Taking Back Control

With self-custody, crypto users can immunize themselves from the manifold risks that come from keeping assets in an exchange. But self-custody has its very own inherent risks: you might misplace your seed phrase like James Howells; a fire or flood could destroy your only paper copy, an online record of the keys could be stolen or a head injury could make you forget its location. Private key mismanagement has reportedly resulted in over $100 billion in Bitcoin being lost.

So which is it — keeping your funds in an exchange and risking another FTX-style fiasco or holding them in a private wallet and betting on the fact that it won't happen to you — that you would not lose your key?

While we wait for exchanges to be regulated, it seems that a technological solution that builds additional layers of security and protection for self-custody is more feasible. It's called multi-party computation (MPC). This cryptographic technique allows multiple parties to evaluate a computation without revealing their own private data. Thus, the private key is broken up into "secret shares" encrypted and distributed among two or more parties, removing a single point of failure. Private key theft is not possible since there is no one private key to steal; same goes for losing — you can't lose what you don't have.

MPC is increasingly being recognized as the possible savior for wallet management. Crypto custody firm Fireblocks leads the way on the enterprise front, having achieved an $8 billion valuation earlier this year. The company helps shard private keys for a long list of clients including traditional financial companies, exchanges, hedge funds, neobanks and payment providers — in other words, clients who must ensure they don't lose millions of dollars of customer funds due to subpar key management.

A technological solution that is adopted by the enterprise, after a prolonged and in-depth due diligence, is surely good enough for private individuals, as long as the use of the technology can be simplified enough for the "average" user.

Publicly-traded exchange Coinbase is perhaps the best example of a crypto heavyweight leaning on MPC technology. Earlier this year, the company announced that its mobile wallet would be powered by multi-party computation, enabling users to "have a dedicated on-chain wallet that Coinbase helps you keep secured." You still tie your wallet to an exchange, and a centralized one, it must be noted. It's on Coinbase to convince and provide evidence of the complete separation of exchange and wallet.

The logical solution begs for a standalone wallet, MPC-secured, that lets you hold your funds without the risk of being "removed" from your funds, either by the all-too-familiar "halt withdrawals" or by losing access. One can assume that there's a flurry of activity among DeFi developers right now to replicate what ZenGo, the first web3 wallet to support multi-party computation for consumers, has released to the market.
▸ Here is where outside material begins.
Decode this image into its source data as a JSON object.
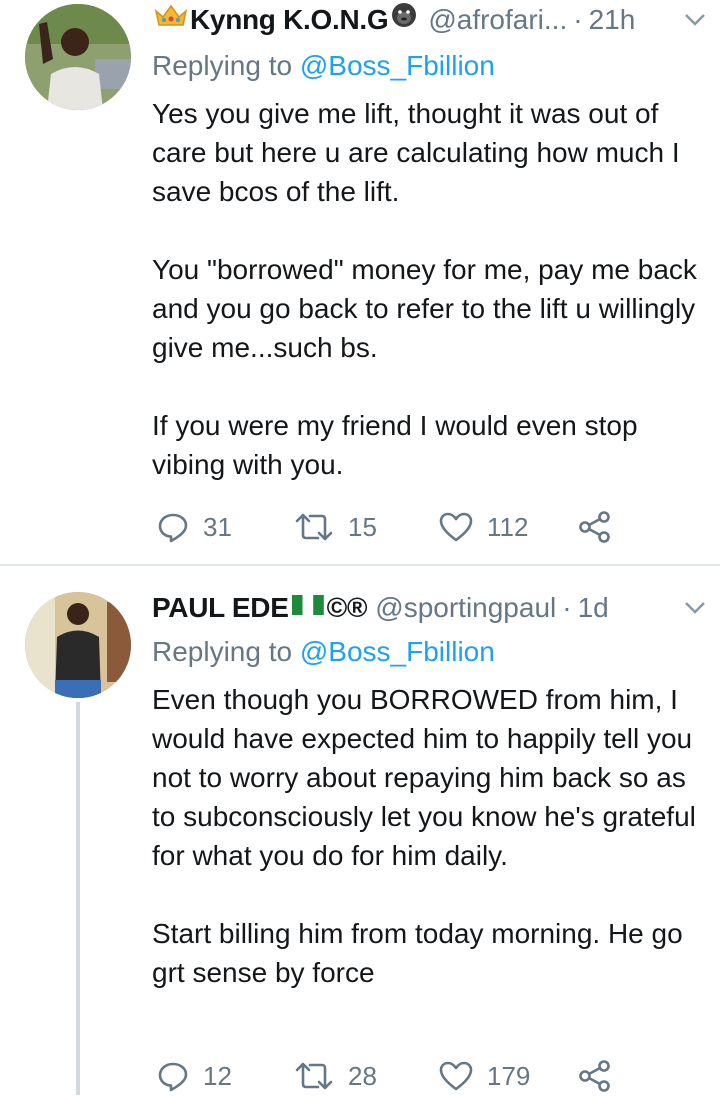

In this case, shares are split between the ZenGo server and the user's smartphone. And if you lose or upgrade your device, you can easily restore your wallet by scanning your face.

The advantage of MPC is that, unlike exchanges, the other party cannot lay a finger on your assets, since the user holds an essential part of the puzzle: shares are divided and encrypted, with no entity having full access to the traditional private key. Perhaps the best part is that regaining access to a lost wallet is incredibly simple. The same cannot be said for those who lose their private keys.

The downfall of FTX is destined to be a cautionary tale for many, the crypto industry's Enron. But the silver lining might be a newfound appreciation for sophisticated cryptographic methods such as MPC, which represents a welcome balance between financial self-sovereignty, wallet security and digital asset recoverability. The adage "Not your keys, not your coins," it seems, is one that never goes out of fashion.

(Nikolai Kuznetsov is a financial analyst and professional trader.)

Illustration shows representation of cryptocurrencies plunging into water